[Entries from a dataset of interfaces]
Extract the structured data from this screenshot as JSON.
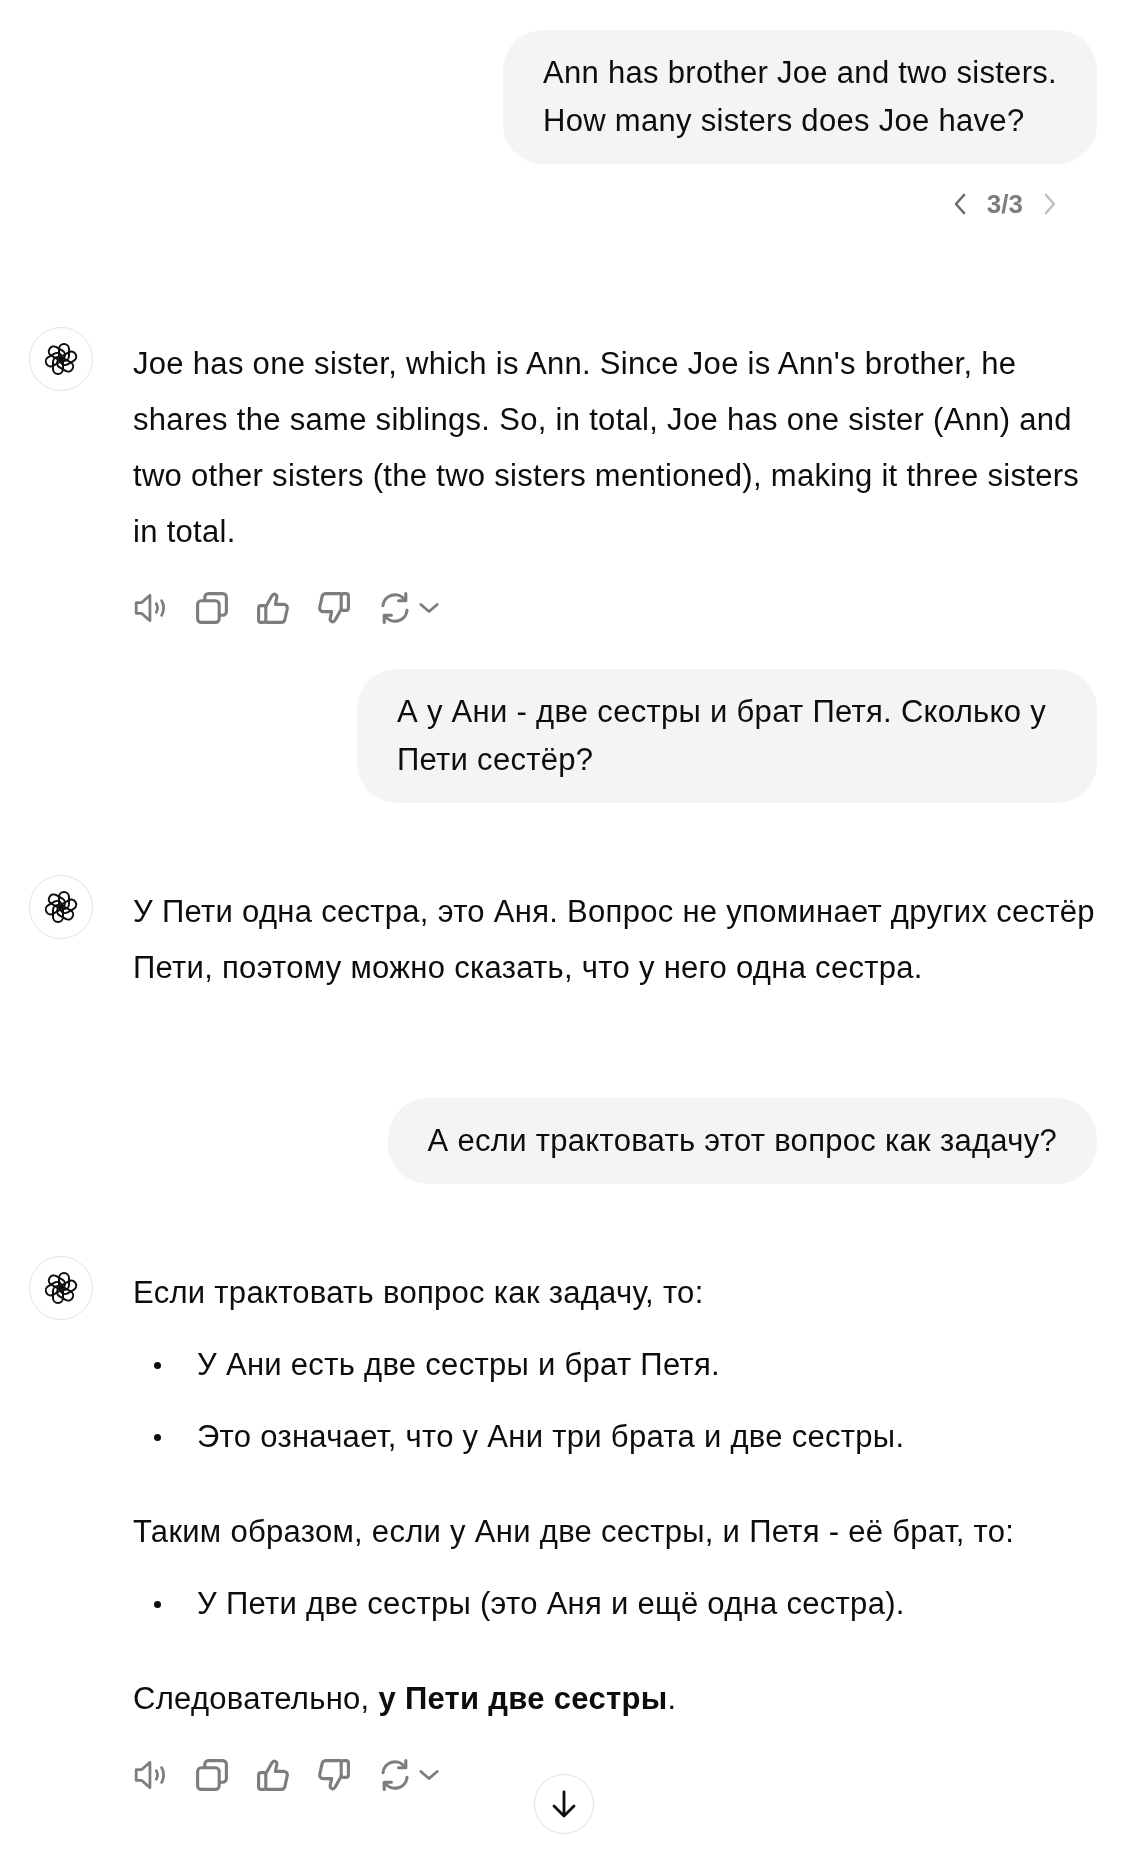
{
  "messages": [
    {
      "kind": "user",
      "text": "Ann has brother Joe and two sisters.\nHow many sisters does Joe have?",
      "pager": {
        "label": "3/3",
        "prev_disabled": false,
        "next_disabled": true
      }
    },
    {
      "kind": "assistant",
      "show_actions": true,
      "blocks": [
        {
          "kind": "paragraph",
          "text": "Joe has one sister, which is Ann. Since Joe is Ann's brother, he shares the same siblings. So, in total, Joe has one sister (Ann) and two other sisters (the two sisters mentioned), making it three sisters in total."
        }
      ]
    },
    {
      "kind": "user",
      "text": "А у Ани - две сестры и брат Петя. Сколько у Пети сестёр?"
    },
    {
      "kind": "assistant",
      "show_actions": false,
      "blocks": [
        {
          "kind": "paragraph",
          "text": "У Пети одна сестра, это Аня. Вопрос не упоминает других сестёр Пети, поэтому можно сказать, что у него одна сестра."
        }
      ]
    },
    {
      "kind": "user",
      "text": "А если трактовать этот вопрос как задачу?"
    },
    {
      "kind": "assistant",
      "show_actions": true,
      "blocks": [
        {
          "kind": "paragraph",
          "text": "Если трактовать вопрос как задачу, то:"
        },
        {
          "kind": "bullet",
          "text": "У Ани есть две сестры и брат Петя."
        },
        {
          "kind": "bullet",
          "text": "Это означает, что у Ани три брата и две сестры."
        },
        {
          "kind": "paragraph",
          "text": "Таким образом, если у Ани две сестры, и Петя - её брат, то:"
        },
        {
          "kind": "bullet",
          "text": "У Пети две сестры (это Аня и ещё одна сестра)."
        },
        {
          "kind": "paragraph",
          "text": "Следовательно, **у Пети две сестры**."
        }
      ]
    }
  ]
}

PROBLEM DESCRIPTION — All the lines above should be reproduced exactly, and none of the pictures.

TASK RESPONSE —
Extract the structured data from this screenshot as JSON.
{
  "messages": [
    {
      "kind": "user",
      "text": "Ann has brother Joe and two sisters.\nHow many sisters does Joe have?",
      "pager": {
        "label": "3/3",
        "prev_disabled": false,
        "next_disabled": true
      }
    },
    {
      "kind": "assistant",
      "show_actions": true,
      "blocks": [
        {
          "kind": "paragraph",
          "text": "Joe has one sister, which is Ann. Since Joe is Ann's brother, he shares the same siblings. So, in total, Joe has one sister (Ann) and two other sisters (the two sisters mentioned), making it three sisters in total."
        }
      ]
    },
    {
      "kind": "user",
      "text": "А у Ани - две сестры и брат Петя. Сколько у Пети сестёр?"
    },
    {
      "kind": "assistant",
      "show_actions": false,
      "blocks": [
        {
          "kind": "paragraph",
          "text": "У Пети одна сестра, это Аня. Вопрос не упоминает других сестёр Пети, поэтому можно сказать, что у него одна сестра."
        }
      ]
    },
    {
      "kind": "user",
      "text": "А если трактовать этот вопрос как задачу?"
    },
    {
      "kind": "assistant",
      "show_actions": true,
      "blocks": [
        {
          "kind": "paragraph",
          "text": "Если трактовать вопрос как задачу, то:"
        },
        {
          "kind": "bullet",
          "text": "У Ани есть две сестры и брат Петя."
        },
        {
          "kind": "bullet",
          "text": "Это означает, что у Ани три брата и две сестры."
        },
        {
          "kind": "paragraph",
          "text": "Таким образом, если у Ани две сестры, и Петя - её брат, то:"
        },
        {
          "kind": "bullet",
          "text": "У Пети две сестры (это Аня и ещё одна сестра)."
        },
        {
          "kind": "paragraph",
          "text": "Следовательно, **у Пети две сестры**."
        }
      ]
    }
  ]
}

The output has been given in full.